Carriveau says. “Personally, I enjoy the creativity and results of the effort to please others.”
Our Arendt Conifer Garden is only one of two reference gardens in the state of Wisconsin! To become a reference garden with the American Conifer Society, there are several requirements that a collection must satisfy. These include educating gardeners about growing conifers, demonstrating how to use conifers in home landscapes and gardens, and introducing new varieties of conifers to gardeners. The Garden has an overall count of more than 2,000 conifers that come in a wide variety of shapes and sizes.
The Arendt Conifer Garden, specifically, is funded and maintained with donations from long–time members, Gene and Betty Arendt.
Gene is even here multiple days a week during the year to check on the conifers and voluntarily take care of some garden maintenance tasks himself.
Early Summer/Early Fall: Roses
The 956 rose plants we have at the Garden are both natural and hybridized. Years of hybridization allows these roses to have recurring flowers and a wider color range. We have an American Rose Trial for Sustainability™ Trial Garden, which means the roses are bred in hopes of being more resilient; disease-resistant; drought, heat and cold tolerant; and soil and nutrient adaptable.
Our Lux Foundation Upper Rose Garden is funded and maintained with help from the N.E.W. Rose Society. Lee Hansen, one of the charter members, says the group has been involved with roses at the Garden since 1996, when we officially opened our doors to the public.
“Our group, on a weekly basis, has been deadheading the roses and doing other things to keep them looking good,” Hansen says. “It means a lot that when one of our members is there in the Garden doing their weekly work, we get to answer questions from visitors.”
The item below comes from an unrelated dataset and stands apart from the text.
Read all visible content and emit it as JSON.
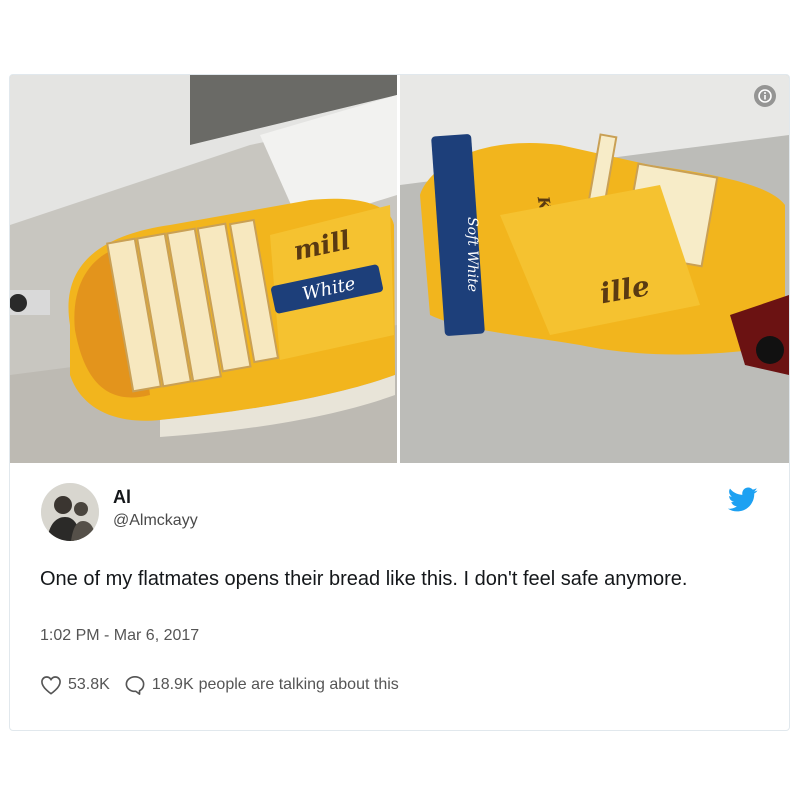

More than 200 of our daylilies are a part of an American Hemerocallis Society Display Garden, which educates visitors about modern daylilies and informs people about how to effectively use them in landscapes. “Hemerocallis” is the Latin name for daylily, which means “flowers lasting only one day.” Although it’s true that each blossom of a daylily only survives for a day, our appreciation for these beautiful plants lives long past that. In total, the Garden has 846 daylily plants.
Terry Vertz, President of Bay Area Daylily Buds, says the organization plants and maintains the daylily beds at the Garden. Each spring, B.A.D. Buds replaces about 20 old daylily plants with more recently introduced varieties, in addition to other unique forms and colors.
“Daylilies show off a rich variety of color, patterns, forms and sizes,” Vertz says. “The flower types include minis, doubles, spiders and unusual forms. There are thousands of cultivars to pick from, so have fun looking for the ones you like!”
Unlike daylilies, which have dense root systems, lilies are grown from bulbs and have large, outward–facing flowers. Dennis Ledvina (1939–2015), who helped start our magnolia collection, was also interested in oriental lilies because of his love for fragrant flowers. According to Mark Konlock, Director of Horticulture, Ledvina also liked orienpets, which are an oriental lily crossed with a trumpet lily. Konlock says the orienpets have hybrid vigor, so they grow faster, taller and larger.
“The interesting thing about the orienpet lily is we would plant them quite deep so that they could develop stem roots along the stalk. As they came up, that anchored them and then they didn’t have to be staked, even though they grew very tall,” Konlock says. “Dennis imported many of them from the U.K. and that was kind of cool because it makes our collection somewhat unique.”
This article originally appeared in the 2020 September-December Newsletter.